Dealing with Self Harm and Suicide. In Canada, suicide is the second leading cause of death among young people. Many people dealing with mood disorders, such as depression, will experience suicide thoughts while being treated for and recovering from their disorders. Recent research suggests that suicidal thoughts can be effectively managed with psychotherapy (especially for young people taking medication). Whether or not suicidal thoughts can be safely managed, can only be determined after a careful risk assessment, which considers both risk and protective factors, has been completed. We have worked effectively with young people and adults who have experienced suicidal thoughts while being treated for depression. Depending on the level of risk for suicide, suicidal thing may need to be managed under the care of a physician or through an admission to a hospital.

Self-harm is very different than suicidal thinking. As many as 1 in 5 young people will report some type of self-harm (that is not motivated by the intent to die). Although self-harm is extremely serious and carries with it a number of medical risks, it has not been strongly related to suicide. In fact, longitudinal data show that repeated self-harm increases the risk for suicide only marginally and only after long periods of time (10 to 15 years). For most young people, self harm functions as a strategy (although a poor one) for managing painful emotions. It is not meant to end one's life. Still, self-harm is a serious issue and does not exclude the possibility that an individual may also be suicidal. It is important that other risk factors, such as the presence of a clinic depression or a past history of suicide, be considered. We work with young people who are self-harming to develop new, more effective ways of managing painful emotions.

Pain. We are frequently reminded by the clients we work with that we have no idea what dealing with acute and chronic pain is like until you live it yourself. This is certainly true for pain as it is for many experiences in life. Still it is well understood that pain will usually affect every area of your life - your moods, physical mobility, your friendships, work and family life, as well as your outlook on life and your view of your own self worth.
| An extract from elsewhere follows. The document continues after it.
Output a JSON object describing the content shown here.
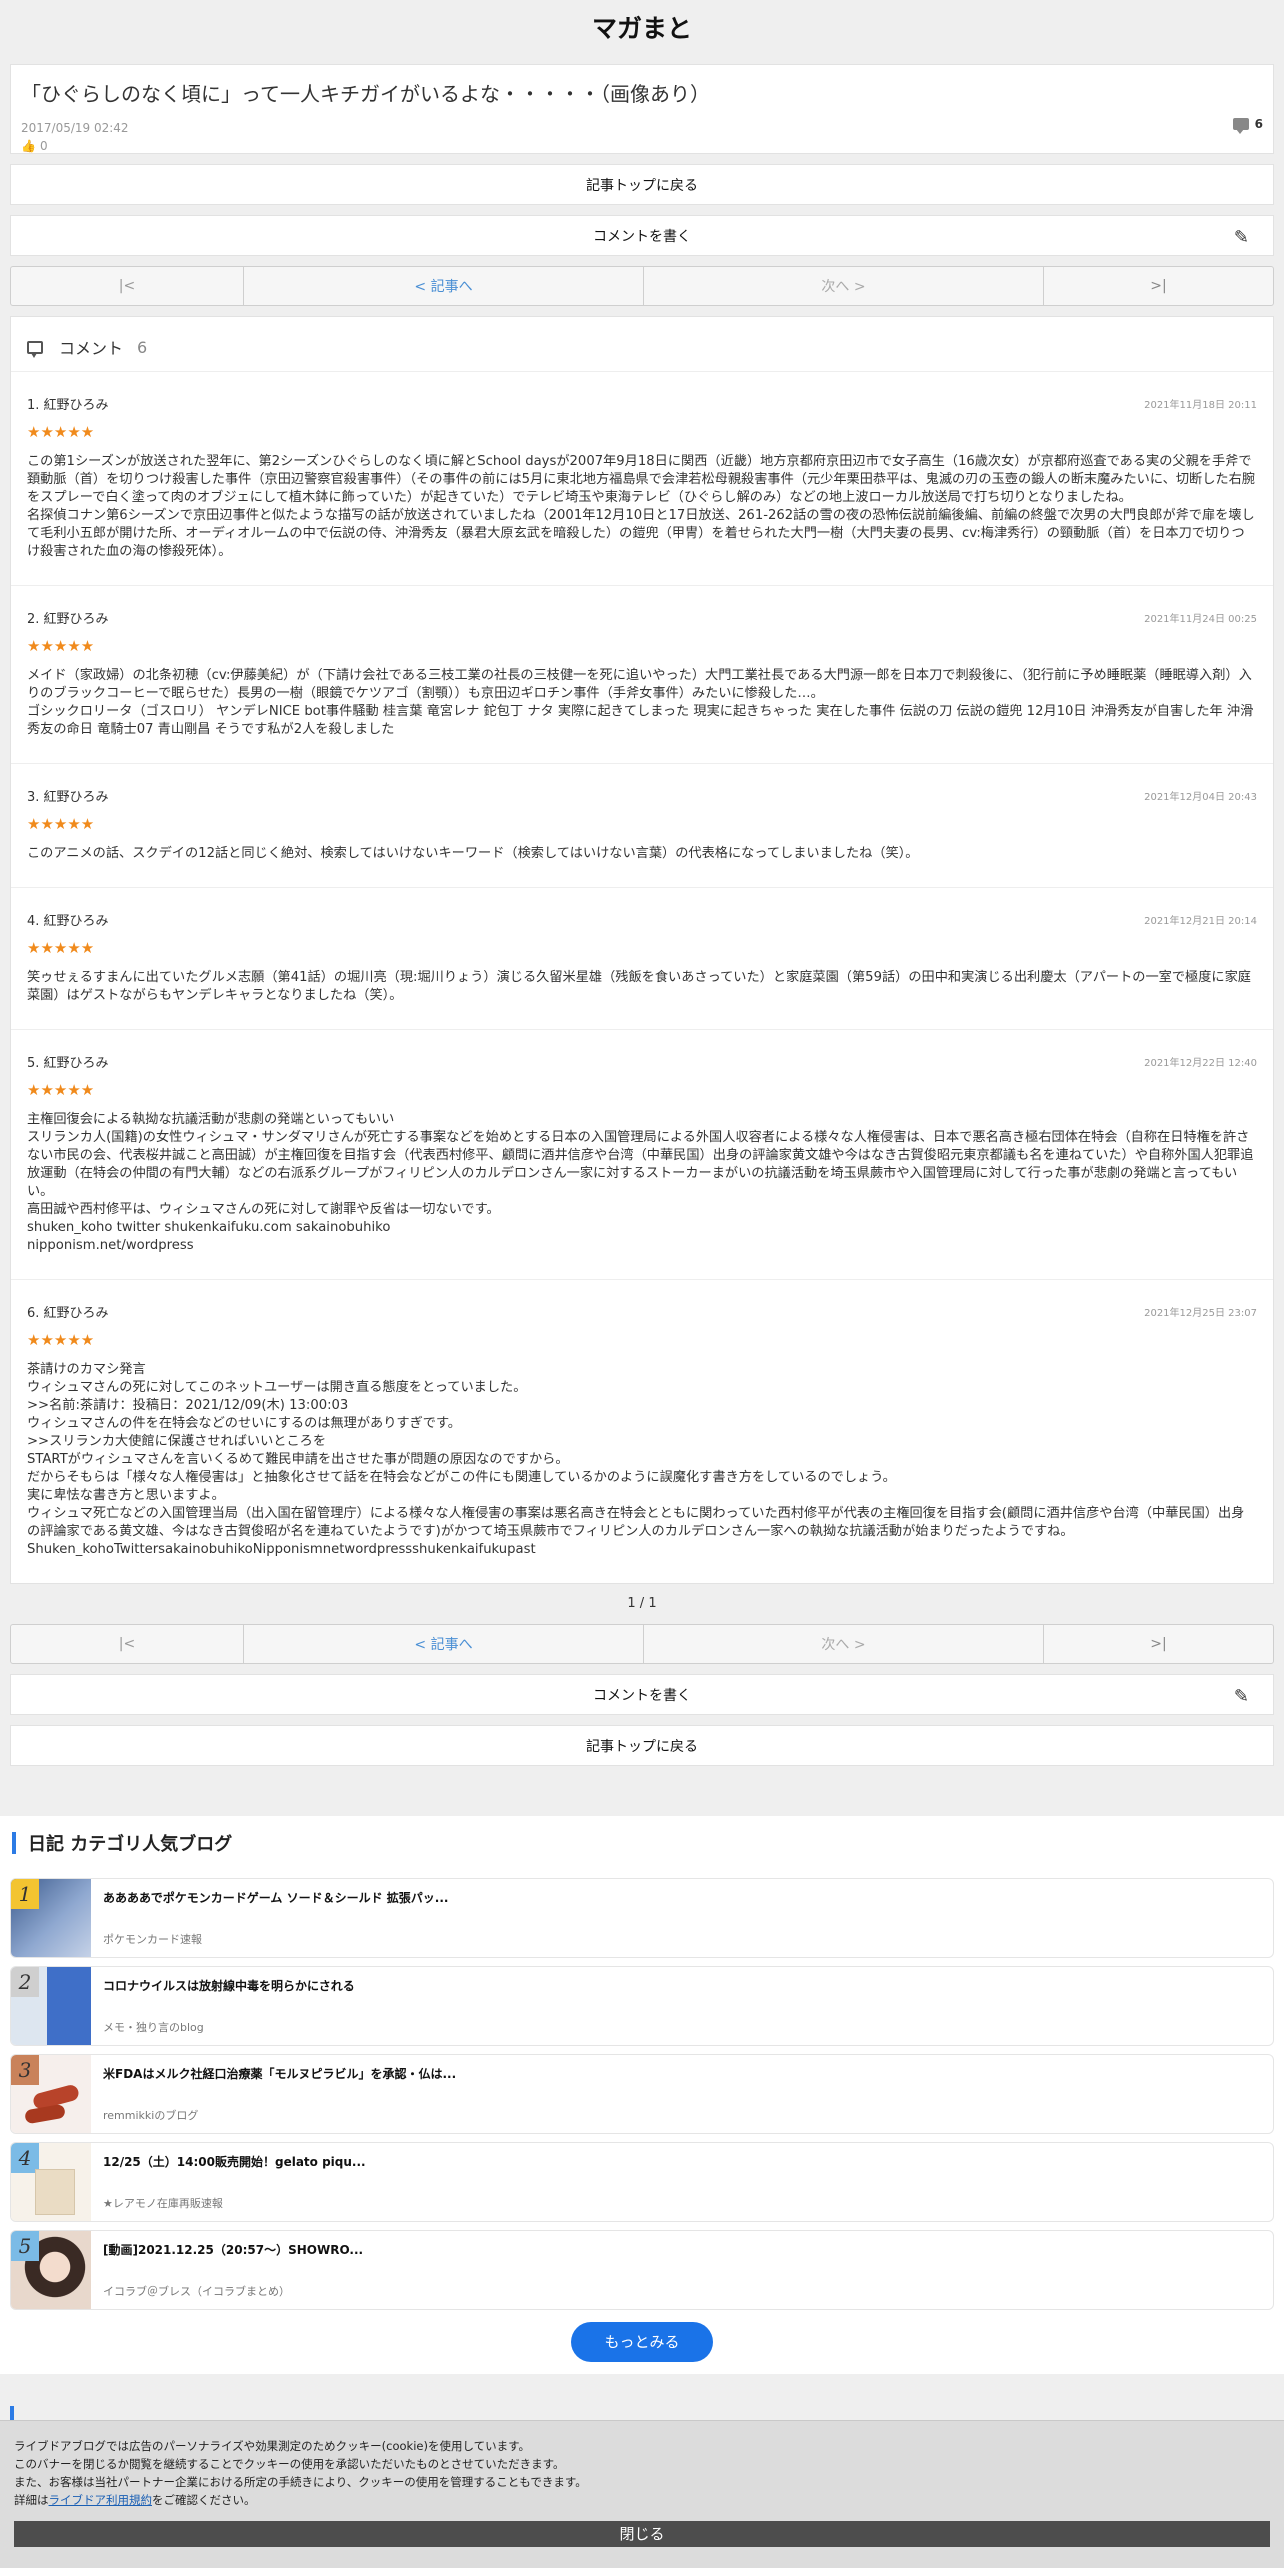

Most individuals experiencing acute and chronic pain experience a number of losses that can leave them feeling alone, depressed and hopeless. Successfully dealing with pain will depend on (a) working with your physician to optimize your pain management plan, (b) restoring or enhancing the social support you receive from others around you and (c) developing new strategies both mentally and physically to adapt to these new and often overwhelming challenges. When we start working with clients, most find it nearly impossible to image the day when they may be productive (in some way) again. One to the most important obstacles to overcome is the fear that recovery and retraining may fail as well as the feelings of worthlessness and despair. We offer clients both Cognitive Behavioural Therapy and Interpersonal Therapy, which are designed to address many of the areas that are often affected when dealing with pain, both the feelings of fear and worthlessness, as well as the experience of loss.

Exploratory Counselling. Although most individuals will begin counselling or psychotherapy as the result of experiencing some difficulty or distress in their lives, some individuals will be more interested in counselling to better understand the meaning or significance of some event(s) in their lives or the manner in which an important relationship in their lives works or how it has changed affected them. Developing a personal understanding of who you are, how events both recent and past have affected you is an important part of counselling, that needs to be balanced carefully with alleviating the distress and pain that brings most people to counselling at any given time, and improving the way in which people function throughout the day, in school, work and relationships. We work with clients to achieve all of these goals, as desired, to better manage and alleviate the symptoms they are experiencing (if any), to the level of functioning at school, work and in relationships (as needed), and to achieve a better understanding of the meaning and significance of events around them (as desired).